Founded in 1962, Society enjoys a wide reputation as a journal that publishes the latest scholarship on the central questions of contemporary society. It produces six issues a year offering new ideas and quality research in the social sciences and humanities in a clear, accessible style.

Society sees itself as occupying the vital center in intellectual and political debate. Put negatively, this means the journal is opposed to all forms of dogmatism, absolutism, ideological uniformity, and facile relativism. More positively, it seeks to champion genuine diversity of opinion and a recognition of the complexity of the world's issues.

Society includes full-length research articles, commentaries, discussion pieces, and book reviews which critically examine work conducted in the social sciences as well as the humanities. The journal is of interest to scholars and researchers who work in these broadly-based fields of enquiry and those who conduct research in neighboring intellectual domains. Society is also of interest to  non-specialists who are keen to understand the latest developments in such subjects as sociology, history, political science, social anthropology, philosophy, economics, and psychology.
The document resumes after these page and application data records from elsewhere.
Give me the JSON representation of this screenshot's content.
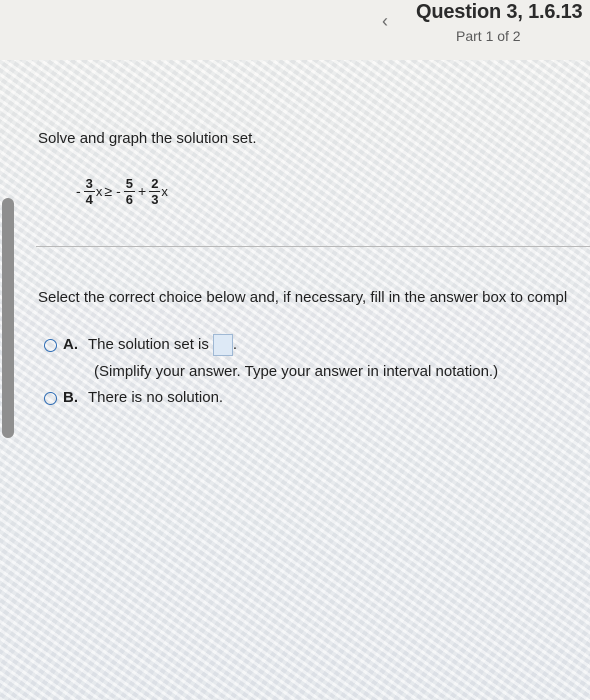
{
  "header": {
    "back_glyph": "‹",
    "title": "Question 3, 1.6.13",
    "part": "Part 1 of 2"
  },
  "question": {
    "prompt": "Solve and graph the solution set.",
    "inequality": {
      "lhs_sign": "-",
      "lhs_num": "3",
      "lhs_den": "4",
      "lhs_var": "x",
      "relation": "≥",
      "rhs1_sign": "-",
      "rhs1_num": "5",
      "rhs1_den": "6",
      "plus": "+",
      "rhs2_num": "2",
      "rhs2_den": "3",
      "rhs2_var": "x"
    },
    "instruction": "Select the correct choice below and, if necessary, fill in the answer box to compl"
  },
  "choices": [
    {
      "letter": "A.",
      "text": "The solution set is",
      "after_box": ".",
      "hint": "(Simplify your answer. Type your answer in interval notation.)",
      "answer_value": ""
    },
    {
      "letter": "B.",
      "text": "There is no solution."
    }
  ],
  "colors": {
    "radio_border": "#2f6db5",
    "answer_box_fill": "#dde9f6"
  }
}
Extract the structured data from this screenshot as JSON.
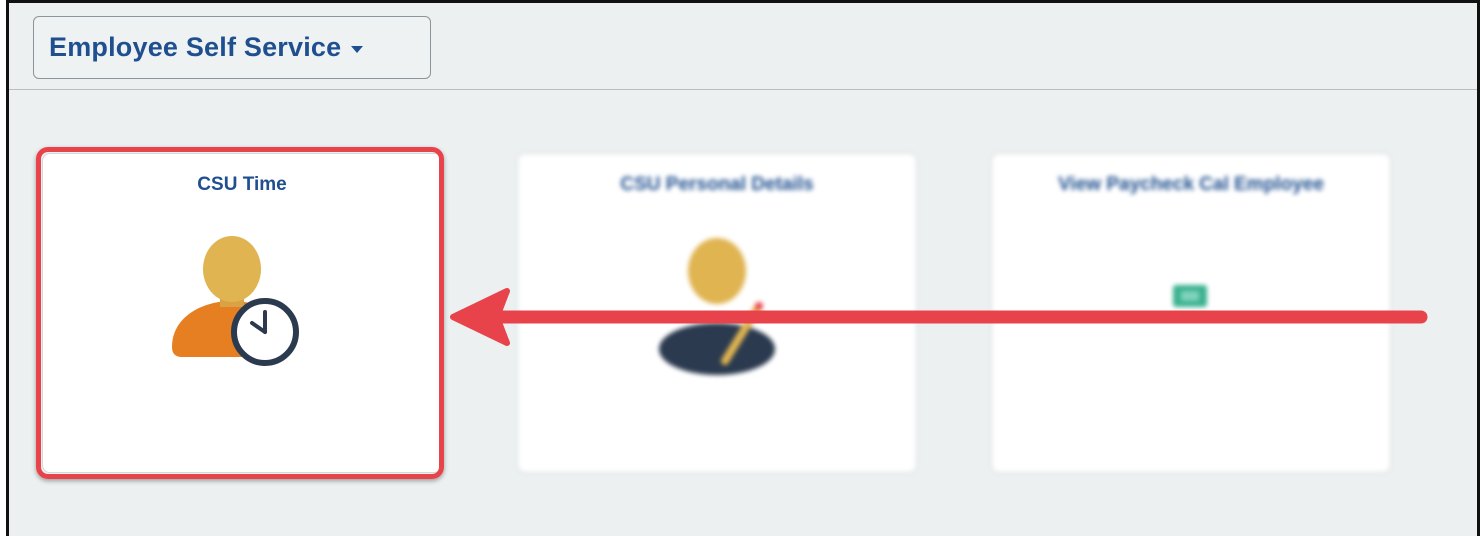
{
  "header": {
    "homepage_title": "Employee Self Service"
  },
  "tiles": [
    {
      "title": "CSU Time",
      "icon": "person-clock-icon"
    },
    {
      "title": "CSU Personal Details",
      "icon": "person-edit-icon"
    },
    {
      "title": "View Paycheck Cal Employee",
      "icon": "paycheck-icon"
    }
  ],
  "colors": {
    "title_blue": "#1f4f8f",
    "page_background": "#ecf0f1",
    "callout_red": "#e8424a",
    "person_head": "#e0b451",
    "person_body_orange": "#e57f22",
    "person_body_navy": "#2b3a4f",
    "clock_stroke": "#2b3a4f",
    "paycheck_green": "#3bb08f"
  },
  "annotation": {
    "type": "arrow",
    "points_to": "CSU Time"
  }
}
The journal’s interdisciplinary approach is reflected in the variety of esteemed thinkers who have contributed to Society since its inception. Contributors have included Simone de Beauvoir, Robert K Merton, James Q. Wilson, Margaret Mead, Abraham Maslow, Richard Hoggart, William Julius Wilson, Arlie Hochschild, Alvin Gouldner, Orlando Patterson, Katherine S. Newman, Patrick Moynihan, Claude Levi-Strauss, Hans Morgenthau, David Riesman, Amitai Etzioni and many other eminent thought leaders.

The success of the journal rests on attracting authors who combine originality of thought and lucidity of expression. In that spirit, Society is keen to publish both established and new authors who have something significant to say about the important issues of our time.